Records below:

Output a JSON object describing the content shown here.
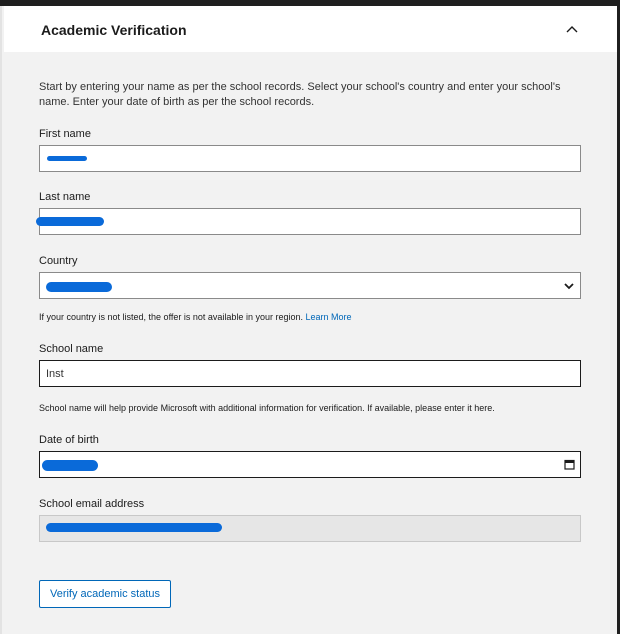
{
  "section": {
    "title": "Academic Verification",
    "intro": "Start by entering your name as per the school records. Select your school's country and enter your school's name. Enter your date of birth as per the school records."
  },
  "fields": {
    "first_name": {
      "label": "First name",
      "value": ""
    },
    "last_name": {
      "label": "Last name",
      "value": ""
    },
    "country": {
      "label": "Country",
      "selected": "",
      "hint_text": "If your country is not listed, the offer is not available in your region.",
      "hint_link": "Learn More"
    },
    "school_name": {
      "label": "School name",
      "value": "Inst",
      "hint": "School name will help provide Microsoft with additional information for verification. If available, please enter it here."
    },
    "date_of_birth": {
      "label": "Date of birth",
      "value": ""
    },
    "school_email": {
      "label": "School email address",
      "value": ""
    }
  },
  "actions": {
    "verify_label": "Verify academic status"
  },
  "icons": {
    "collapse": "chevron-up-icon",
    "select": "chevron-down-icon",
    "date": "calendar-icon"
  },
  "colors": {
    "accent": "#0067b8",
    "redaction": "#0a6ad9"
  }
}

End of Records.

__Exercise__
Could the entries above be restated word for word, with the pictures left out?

__Worked solution__
Output a JSON object describing the content shown here.
{
  "section": {
    "title": "Academic Verification",
    "intro": "Start by entering your name as per the school records. Select your school's country and enter your school's name. Enter your date of birth as per the school records."
  },
  "fields": {
    "first_name": {
      "label": "First name",
      "value": ""
    },
    "last_name": {
      "label": "Last name",
      "value": ""
    },
    "country": {
      "label": "Country",
      "selected": "",
      "hint_text": "If your country is not listed, the offer is not available in your region.",
      "hint_link": "Learn More"
    },
    "school_name": {
      "label": "School name",
      "value": "Inst",
      "hint": "School name will help provide Microsoft with additional information for verification. If available, please enter it here."
    },
    "date_of_birth": {
      "label": "Date of birth",
      "value": ""
    },
    "school_email": {
      "label": "School email address",
      "value": ""
    }
  },
  "actions": {
    "verify_label": "Verify academic status"
  },
  "icons": {
    "collapse": "chevron-up-icon",
    "select": "chevron-down-icon",
    "date": "calendar-icon"
  },
  "colors": {
    "accent": "#0067b8",
    "redaction": "#0a6ad9"
  }
}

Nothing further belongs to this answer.